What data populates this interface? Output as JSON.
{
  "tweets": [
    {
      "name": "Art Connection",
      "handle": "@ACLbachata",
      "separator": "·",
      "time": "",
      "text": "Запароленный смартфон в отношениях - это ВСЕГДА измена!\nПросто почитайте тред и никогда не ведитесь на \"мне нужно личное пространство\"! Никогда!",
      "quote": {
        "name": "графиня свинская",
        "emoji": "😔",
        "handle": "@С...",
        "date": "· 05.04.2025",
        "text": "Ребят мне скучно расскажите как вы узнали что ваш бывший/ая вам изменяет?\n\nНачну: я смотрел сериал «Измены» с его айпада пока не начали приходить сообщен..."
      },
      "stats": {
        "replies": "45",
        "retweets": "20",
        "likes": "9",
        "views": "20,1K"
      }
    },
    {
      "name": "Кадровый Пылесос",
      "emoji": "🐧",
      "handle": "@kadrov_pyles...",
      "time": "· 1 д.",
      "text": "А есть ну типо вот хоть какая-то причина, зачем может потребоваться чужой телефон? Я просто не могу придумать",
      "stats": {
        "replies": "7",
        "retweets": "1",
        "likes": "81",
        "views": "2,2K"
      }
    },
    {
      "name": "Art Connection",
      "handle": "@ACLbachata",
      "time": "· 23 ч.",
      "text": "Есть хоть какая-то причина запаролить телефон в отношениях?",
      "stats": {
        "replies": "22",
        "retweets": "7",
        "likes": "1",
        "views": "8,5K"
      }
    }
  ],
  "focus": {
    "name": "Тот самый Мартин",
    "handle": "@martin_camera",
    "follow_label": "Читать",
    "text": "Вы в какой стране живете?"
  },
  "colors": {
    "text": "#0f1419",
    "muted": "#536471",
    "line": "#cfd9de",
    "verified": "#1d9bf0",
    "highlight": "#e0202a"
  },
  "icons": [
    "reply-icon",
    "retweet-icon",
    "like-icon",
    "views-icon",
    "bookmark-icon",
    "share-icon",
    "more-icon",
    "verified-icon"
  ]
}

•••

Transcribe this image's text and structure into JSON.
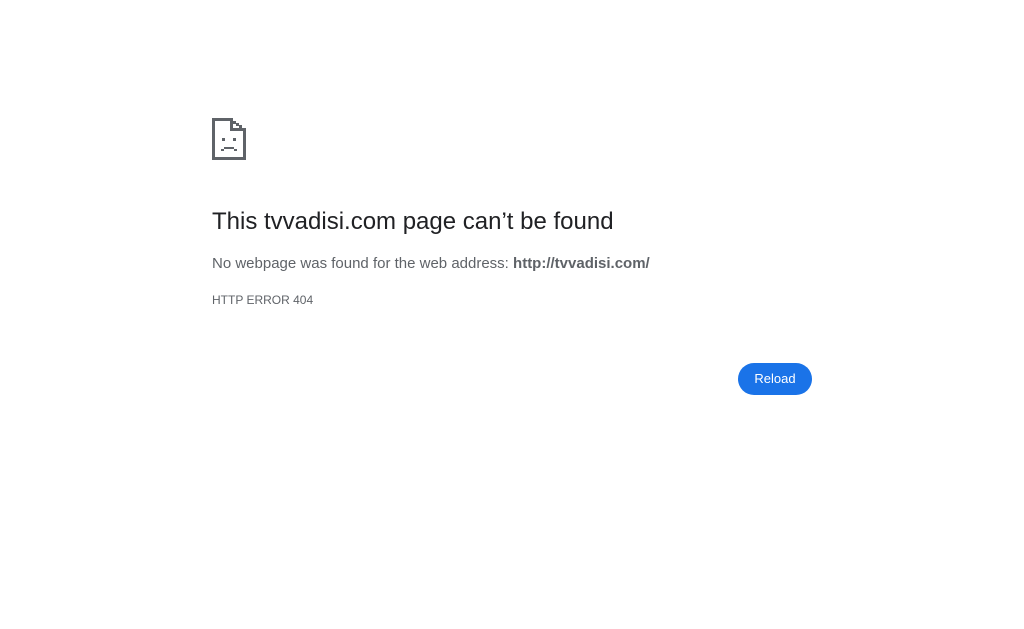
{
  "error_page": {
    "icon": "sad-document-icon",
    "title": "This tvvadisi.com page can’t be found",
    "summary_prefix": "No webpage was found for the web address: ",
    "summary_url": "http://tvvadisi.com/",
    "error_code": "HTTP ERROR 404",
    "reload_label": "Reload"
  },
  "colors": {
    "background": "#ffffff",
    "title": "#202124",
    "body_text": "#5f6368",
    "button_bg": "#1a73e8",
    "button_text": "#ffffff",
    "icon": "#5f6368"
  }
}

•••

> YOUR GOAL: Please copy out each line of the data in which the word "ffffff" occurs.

> COMPLETED EXERCISE:
    "background": "#ffffff",
    "button_text": "#ffffff",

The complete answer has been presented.